== Supplied records
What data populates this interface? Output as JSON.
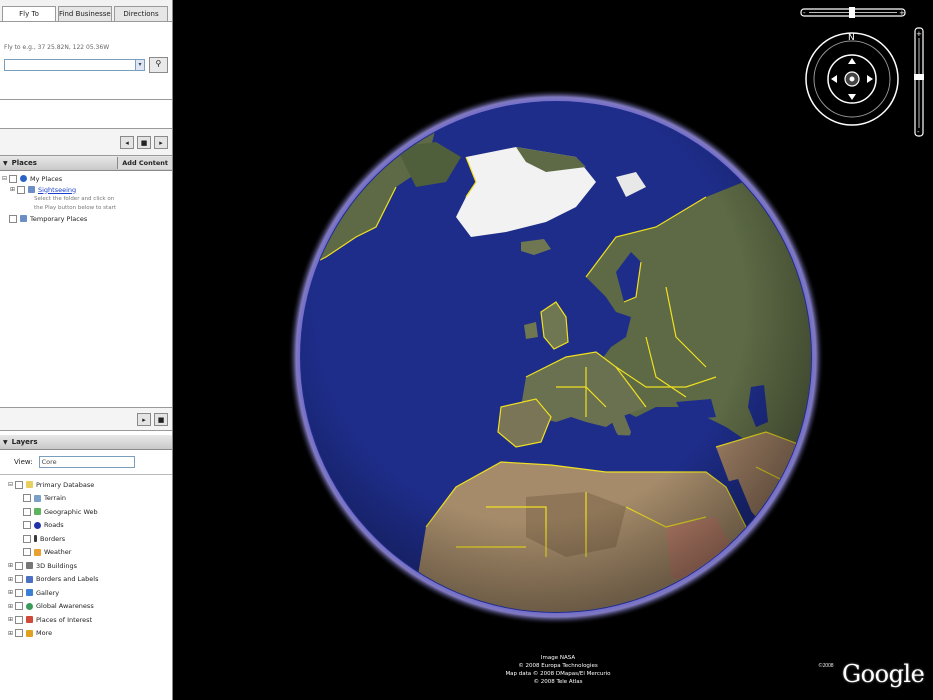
{
  "sidebar": {
    "tabs": [
      {
        "label": "Fly To"
      },
      {
        "label": "Find Businesses"
      },
      {
        "label": "Directions"
      }
    ],
    "search": {
      "hint": "Fly to e.g., 37 25.82N, 122 05.36W",
      "value": ""
    },
    "places": {
      "title": "Places",
      "add_content_label": "Add Content",
      "items": [
        {
          "label": "My Places",
          "icon_color": "#2a63c8"
        },
        {
          "label": "Sightseeing",
          "icon_color": "#6b8fc4",
          "link": true
        },
        {
          "label": "Temporary Places",
          "icon_color": "#6b8fc4"
        }
      ],
      "sightseeing_desc_1": "Select the folder and click on",
      "sightseeing_desc_2": "the Play button below to start"
    },
    "layers": {
      "title": "Layers",
      "view_label": "View:",
      "view_value": "Core",
      "items": [
        {
          "label": "Primary Database",
          "icon_color": "#e8d060"
        },
        {
          "label": "Terrain",
          "icon_color": "#7ba0c8"
        },
        {
          "label": "Geographic Web",
          "icon_color": "#5fb35f"
        },
        {
          "label": "Roads",
          "icon_color": "#2233aa"
        },
        {
          "label": "Borders",
          "icon_color": "#3a3a3a"
        },
        {
          "label": "Weather",
          "icon_color": "#e8a030"
        },
        {
          "label": "3D Buildings",
          "icon_color": "#777777"
        },
        {
          "label": "Borders and Labels",
          "icon_color": "#4a6fc4"
        },
        {
          "label": "Gallery",
          "icon_color": "#3a7fd4"
        },
        {
          "label": "Global Awareness",
          "icon_color": "#3a9a5a"
        },
        {
          "label": "Places of Interest",
          "icon_color": "#d04a3a"
        },
        {
          "label": "More",
          "icon_color": "#e0a020"
        }
      ]
    }
  },
  "viewer": {
    "credits": [
      "Image NASA",
      "© 2008 Europa Technologies",
      "Map data © 2008 DMapas/El Mercurio",
      "© 2008 Tele Atlas"
    ],
    "logo_prefix": "©2008",
    "logo": "Google"
  },
  "colors": {
    "ocean": "#1e2d8a",
    "atmosphere": "#5a4fd8",
    "land": "#5d6a45",
    "ice": "#f2f2f2",
    "desert": "#a58b6a",
    "borders": "#f0e020"
  }
}
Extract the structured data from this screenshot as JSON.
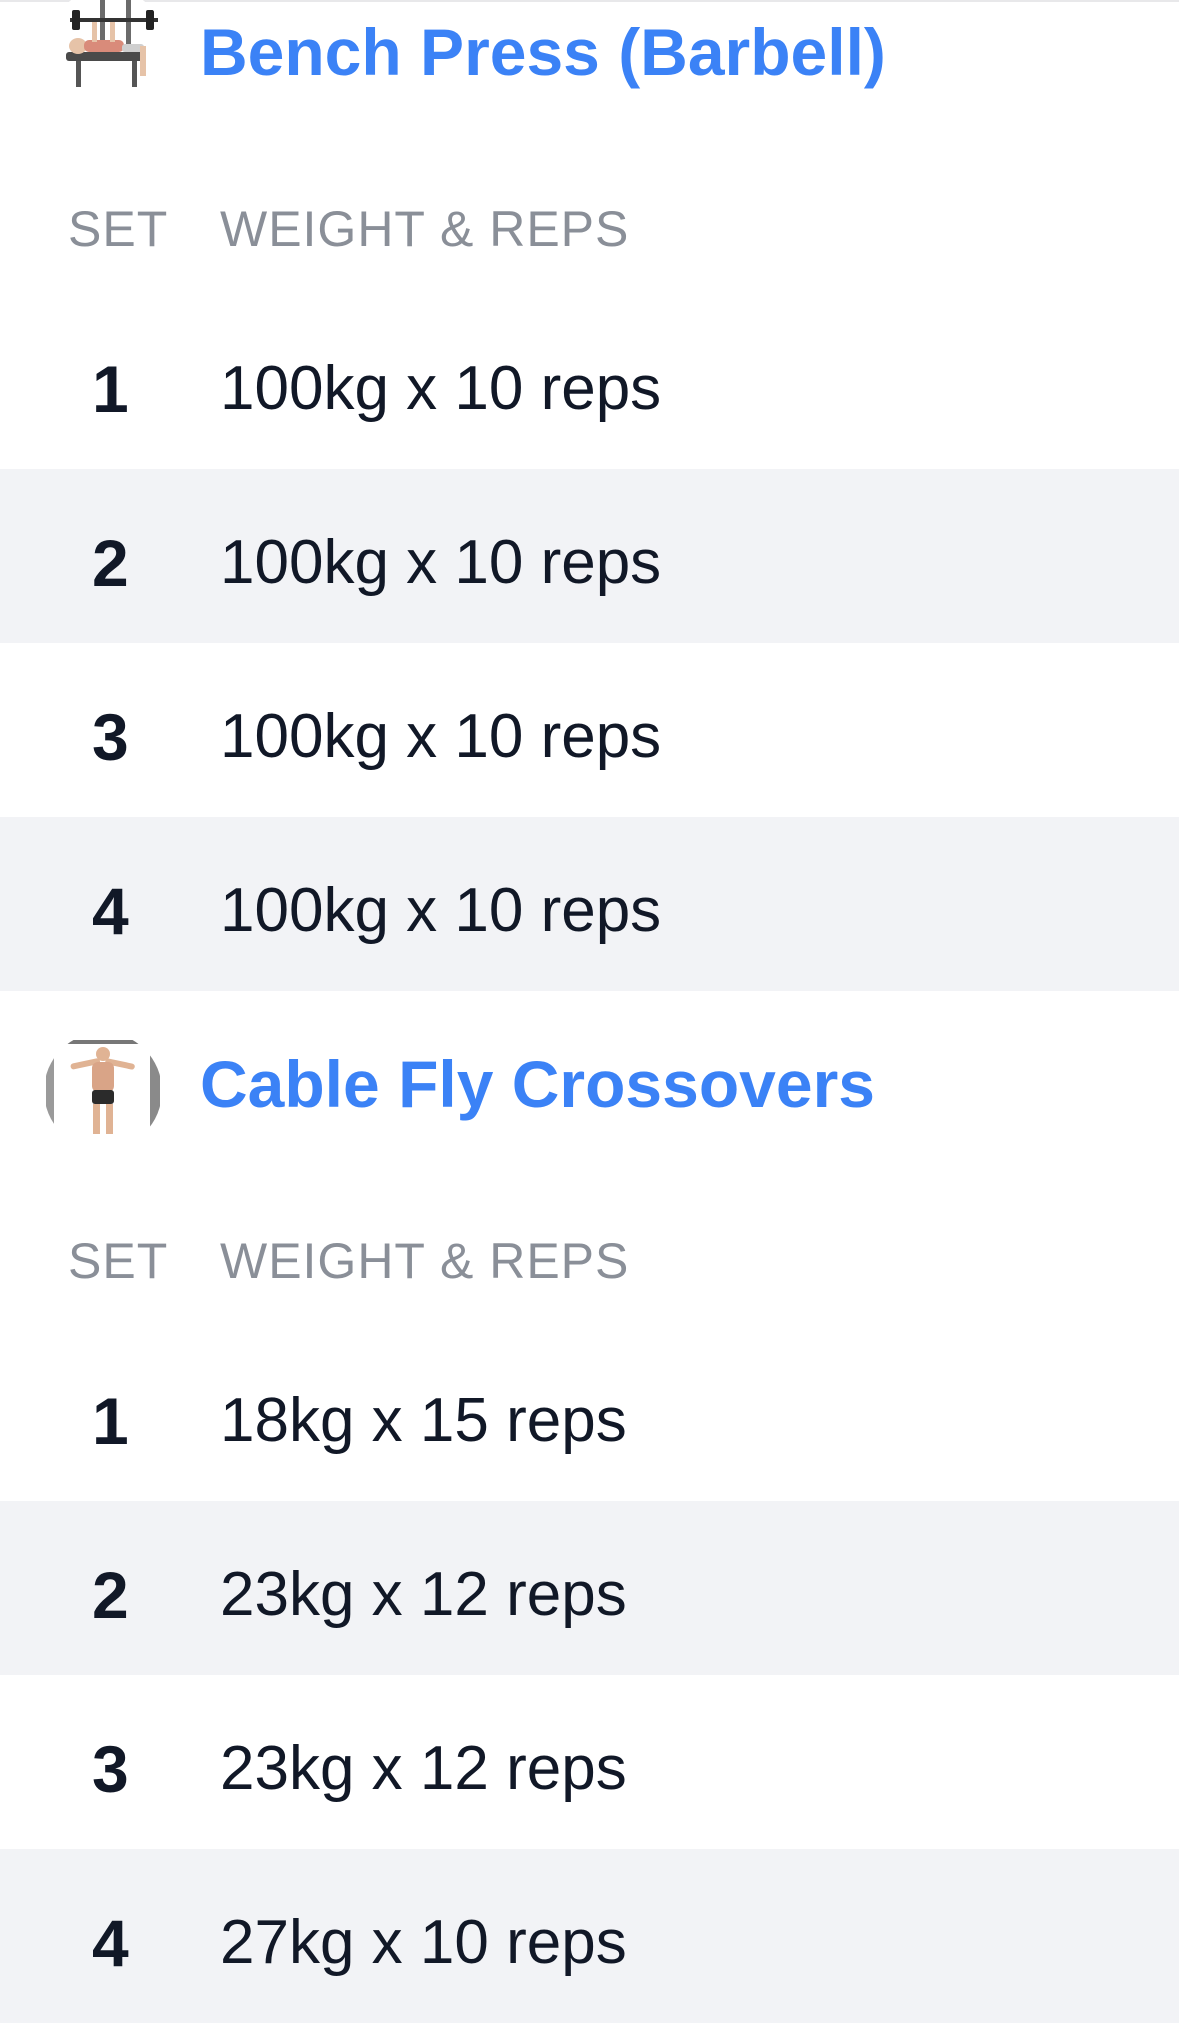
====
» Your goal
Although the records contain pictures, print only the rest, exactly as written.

» Completed exercise
What data populates this interface? Output as JSON.
{
  "sidebar": {
    "tabs": [
      {
        "label": "Fly To"
      },
      {
        "label": "Find Businesses"
      },
      {
        "label": "Directions"
      }
    ],
    "search": {
      "hint": "Fly to e.g., 37 25.82N, 122 05.36W",
      "value": ""
    },
    "places": {
      "title": "Places",
      "add_content_label": "Add Content",
      "items": [
        {
          "label": "My Places",
          "icon_color": "#2a63c8"
        },
        {
          "label": "Sightseeing",
          "icon_color": "#6b8fc4",
          "link": true
        },
        {
          "label": "Temporary Places",
          "icon_color": "#6b8fc4"
        }
      ],
      "sightseeing_desc_1": "Select the folder and click on",
      "sightseeing_desc_2": "the Play button below to start"
    },
    "layers": {
      "title": "Layers",
      "view_label": "View:",
      "view_value": "Core",
      "items": [
        {
          "label": "Primary Database",
          "icon_color": "#e8d060"
        },
        {
          "label": "Terrain",
          "icon_color": "#7ba0c8"
        },
        {
          "label": "Geographic Web",
          "icon_color": "#5fb35f"
        },
        {
          "label": "Roads",
          "icon_color": "#2233aa"
        },
        {
          "label": "Borders",
          "icon_color": "#3a3a3a"
        },
        {
          "label": "Weather",
          "icon_color": "#e8a030"
        },
        {
          "label": "3D Buildings",
          "icon_color": "#777777"
        },
        {
          "label": "Borders and Labels",
          "icon_color": "#4a6fc4"
        },
        {
          "label": "Gallery",
          "icon_color": "#3a7fd4"
        },
        {
          "label": "Global Awareness",
          "icon_color": "#3a9a5a"
        },
        {
          "label": "Places of Interest",
          "icon_color": "#d04a3a"
        },
        {
          "label": "More",
          "icon_color": "#e0a020"
        }
      ]
    }
  },
  "viewer": {
    "credits": [
      "Image NASA",
      "© 2008 Europa Technologies",
      "Map data © 2008 DMapas/El Mercurio",
      "© 2008 Tele Atlas"
    ],
    "logo_prefix": "©2008",
    "logo": "Google"
  },
  "colors": {
    "ocean": "#1e2d8a",
    "atmosphere": "#5a4fd8",
    "land": "#5d6a45",
    "ice": "#f2f2f2",
    "desert": "#a58b6a",
    "borders": "#f0e020"
  }
}
Extract the structured data from this screenshot as JSON.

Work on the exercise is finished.